This is where Misra’s carefully chosen cast which is an exciting mixture of established names and promising youngsters step in. Tannistha Chatterjee as Dhaniya, the feisty mother of the protagonist, Ridhi Sen (popular as the Kahani boy) as the worldly-wise elder brother of Shantu and Maitra himself in the garb of the dreamy-eyed teenager aspiring for education to better himself, render a unique bond of love and camaraderie on screen. The exchanges between Bajrangi and Shantu, when he teasingly unfolds before him the wonders of a love letter are endearing, though the scene where Bajrangi enlightens Shantu about the development of breast seems annoyingly stretched.
This is in contrast with the affluent but broken lives of Dhaval (the rugged, rustic look undoubtedly becomes of Sanjay Suri), the atrocious and patriarchal zamindar of the village, his educated but hapless and neglected wife Nidhi (Arpita Chatterjee) and their docile daughter Mona (Ena Chatterjee).Dhritiman Chatterjee as the licentious blind priest and Angshuman Jha as Dhaval’sa assistant also play their bits quite fine. But as the film tries to focus equally on all the primary characters, the distribution may seem a little cluttered if not fully-explored.

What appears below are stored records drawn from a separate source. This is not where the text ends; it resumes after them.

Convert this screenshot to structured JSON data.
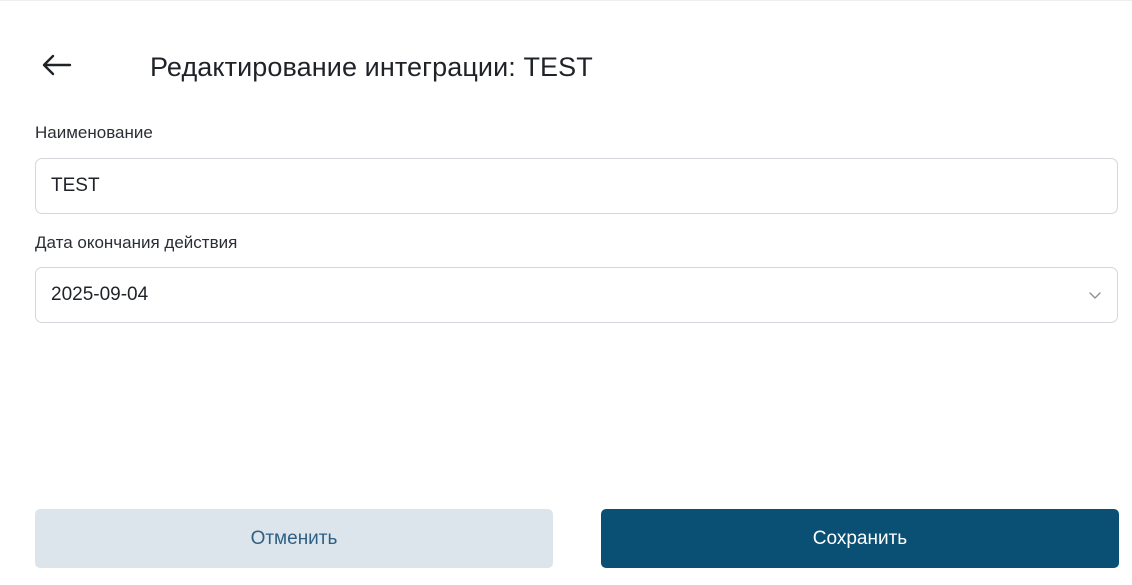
{
  "header": {
    "title": "Редактирование интеграции: TEST",
    "back_icon": "arrow-left-icon"
  },
  "form": {
    "name_label": "Наименование",
    "name_value": "TEST",
    "date_label": "Дата окончания действия",
    "date_value": "2025-09-04",
    "date_icon": "chevron-down-icon"
  },
  "actions": {
    "cancel_label": "Отменить",
    "save_label": "Сохранить"
  },
  "colors": {
    "primary": "#0a4f74",
    "secondary_bg": "#dde5ec",
    "secondary_text": "#2f5f84",
    "border": "#d3d7db"
  }
}
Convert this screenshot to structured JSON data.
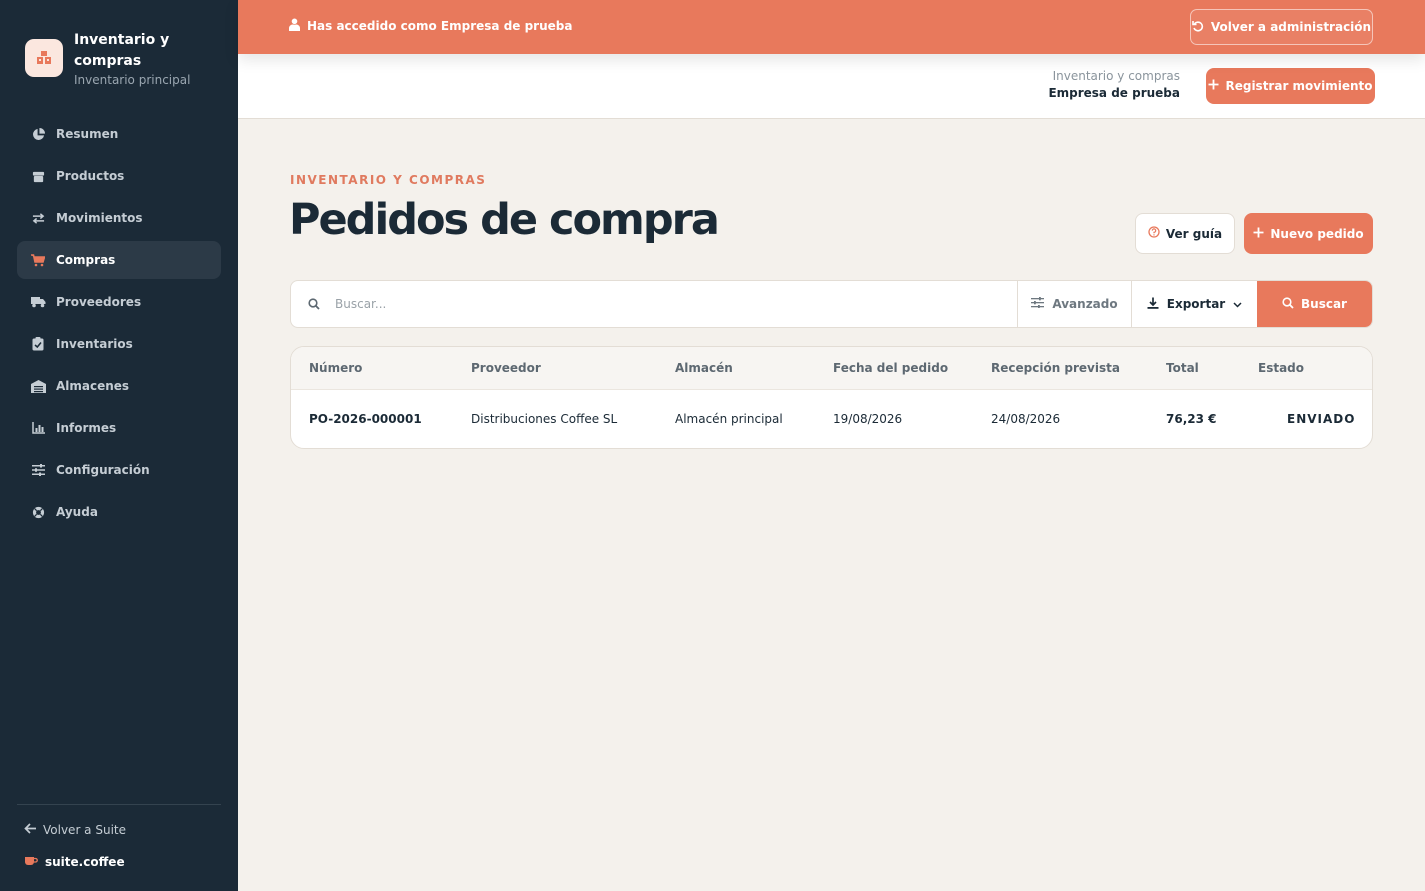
{
  "sidebar": {
    "app_title": "Inventario y compras",
    "app_subtitle": "Inventario principal",
    "items": [
      {
        "label": "Resumen",
        "icon": "pie-chart-icon"
      },
      {
        "label": "Productos",
        "icon": "box-icon"
      },
      {
        "label": "Movimientos",
        "icon": "arrows-exchange-icon"
      },
      {
        "label": "Compras",
        "icon": "cart-icon",
        "active": true
      },
      {
        "label": "Proveedores",
        "icon": "truck-icon"
      },
      {
        "label": "Inventarios",
        "icon": "clipboard-check-icon"
      },
      {
        "label": "Almacenes",
        "icon": "warehouse-icon"
      },
      {
        "label": "Informes",
        "icon": "bar-chart-icon"
      },
      {
        "label": "Configuración",
        "icon": "sliders-icon"
      },
      {
        "label": "Ayuda",
        "icon": "lifebuoy-icon"
      }
    ],
    "back_label": "Volver a Suite",
    "suite_brand": "suite.coffee"
  },
  "banner": {
    "message": "Has accedido como Empresa de prueba",
    "button_label": "Volver a administración"
  },
  "header": {
    "breadcrumb_top": "Inventario y compras",
    "breadcrumb_bottom": "Empresa de prueba",
    "register_label": "Registrar movimiento"
  },
  "page": {
    "eyebrow": "INVENTARIO Y COMPRAS",
    "title": "Pedidos de compra",
    "guide_label": "Ver guía",
    "new_label": "Nuevo pedido"
  },
  "search": {
    "placeholder": "Buscar...",
    "value": "",
    "advanced_label": "Avanzado",
    "export_label": "Exportar",
    "search_label": "Buscar"
  },
  "table": {
    "columns": [
      "Número",
      "Proveedor",
      "Almacén",
      "Fecha del pedido",
      "Recepción prevista",
      "Total",
      "Estado"
    ],
    "rows": [
      {
        "numero": "PO-2026-000001",
        "proveedor": "Distribuciones Coffee SL",
        "almacen": "Almacén principal",
        "fecha": "19/08/2026",
        "recepcion": "24/08/2026",
        "total": "76,23 €",
        "estado": "ENVIADO"
      }
    ]
  },
  "colors": {
    "accent": "#e8795c",
    "sidebar_bg": "#1b2a37",
    "page_bg": "#f4f1ec"
  }
}
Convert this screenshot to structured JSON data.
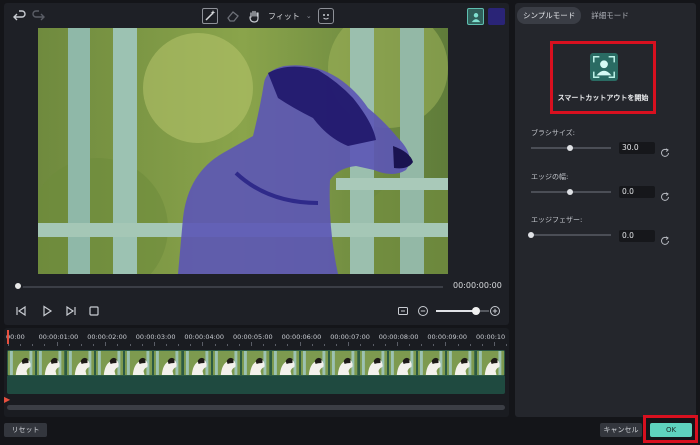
{
  "toolbar": {
    "undo_icon": "undo-icon",
    "redo_icon": "redo-icon",
    "smart_brush_icon": "magic-brush-icon",
    "eraser_icon": "eraser-icon",
    "hand_icon": "hand-icon",
    "zoom_fit_label": "フィット",
    "compare_icon": "compare-icon",
    "overlay_color": "#2a2477"
  },
  "player": {
    "timecode": "00:00:00:00",
    "progress": 0.0,
    "zoom_level": 0.75
  },
  "timeline": {
    "ruler_labels": [
      "00:00",
      "00:00:01:00",
      "00:00:02:00",
      "00:00:03:00",
      "00:00:04:00",
      "00:00:05:00",
      "00:00:06:00",
      "00:00:07:00",
      "00:00:08:00",
      "00:00:09:00",
      "00:00:10"
    ],
    "clip_thumbnail_count": 17
  },
  "right_panel": {
    "tabs": [
      "シンプルモード",
      "詳細モード"
    ],
    "active_tab": "シンプルモード",
    "cutout_button_label": "スマートカットアウトを開始",
    "params": [
      {
        "label": "ブラシサイズ:",
        "value": "30.0",
        "level": 0.49
      },
      {
        "label": "エッジの幅:",
        "value": "0.0",
        "level": 0.49
      },
      {
        "label": "エッジフェザー:",
        "value": "0.0",
        "level": 0.0
      }
    ]
  },
  "footer": {
    "reset_label": "リセット",
    "cancel_label": "キャンセル",
    "ok_label": "OK"
  },
  "colors": {
    "accent": "#5ed3be",
    "highlight": "#d8101f"
  }
}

Misra shows his flair as a writer through the rich texture of details and intricacies in character sustained throughout the span of the movie. The binaries of powerful and powerless, oppressor and oppressed are not watertight. So while Dhaniya must perform menial tasks in the cow shed if the zamindar to sustain herself and her two sons, she is a liberated woman in terms of the choice she makes. Living alone with two children without any husband or male protector, Dhaniyais engaged in an illicit affair with Dhaval and exercises enough control over him to ensure funds for his boys’ education. From the exterior she might seem as simply the oppressed but then she makes her way through the society, even among the Brahmins and exudes a certain sexuality. Dhaval on the other hand, is weak and hypocritical, himself oppressed as he exercises dominion over others. He tries his best to keep his autocratic rule intact through petty manipulation even as democracy has set in with the elected panchayat. Perhaps he was in love with Dhaniya, given his mental and physical collapse after her death, but must take the sacred thread off his body before the liaisons in the cowshed.
The film is laden with beautiful symbols accompanied by an evocative background score of folk tunes. The killing of the pregnant pig Motki serves as the greatest premonition of the tragic fate Shantu and his family would meet. It might seem that through the course of the movie, the action doesn’t culminate into any particular heightened climax and the plot abruptly rolls into the conclusion where Dhaniya gets killed by a snake while making out with Dhaval on a hay stack and Bajrangi gets bludgeoned to death. But that is perhaps because the real tragedies in the lives of the Dalits in India barely get noticed and that boys like Shantu simply disappear in the expanse without any commotion.